Eva's top places and what she she has liked best (so far!):

Santa Marta
EVERYTHING! From going to the school to meeting Charm for the first time to seeing the red moon to looking for Victor’s drone lost in the sky.

Shelter Bay
It has to be the lost village. I learnt so much about the ways they lived and how they build their homes and cooked food. However the best was when we had lunch out of bowls made of leaves!

San Cristobal
The giant tortoise visit. They were hilariously slow! So the girls and I named the first one ‘Speedy’. 

Santa Cruz
Diving and seeing hammerhead sharks – I mean does life get any better than that?!

Further Reading:

Websites:
Yachting World Family Sailing series: How this family made their two-year round the world sailing dream happen
From Sailing Totem: https://www.sailingtotem.com/blogging-families-afloat

Videos: 
Yachting World Family Sailing Series: https://youtu.be/8Vgpty6hO9Q

Books:

Where the Magic Happens by Caspar Craven
How a young family changed their lives and sailed around the world
Caspar & Nicola Craven settled on a plan to change their lifestyle completely - they would give up work and take their two (soon to be three!) young children off sailing around the world. There were a few hurdles to climb - they had no boat; they needed the money to fund the trip and Nicola got sea-sick on boats!
"Where the Magic Happens" is the Craven family's story of their life changing decision to quit work and sail away. 


Voyaging With Kids - A Guide to Family Life Afloat by Behan Gifford
Choosing a boat that is right for your family; handling the naysayers; keeping your children safe, healthy and entertained afloat—this inspirational and comprehensive guide may be just what you need to turn your dream into a reality.

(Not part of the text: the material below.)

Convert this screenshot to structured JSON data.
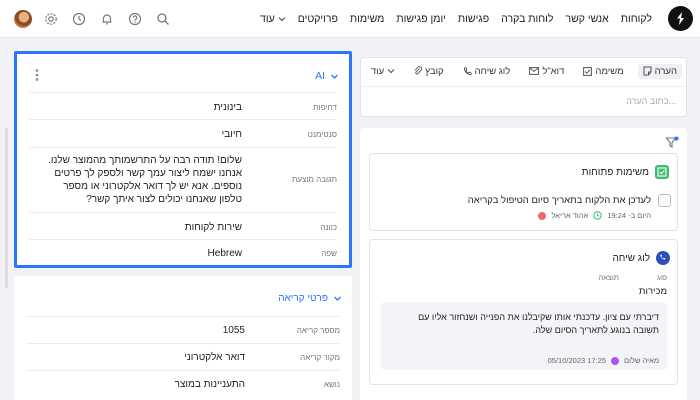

The three authors, who have each voyaged thousands of miles with children on board, provide a factual and balanced look at the realities of family life on the sea.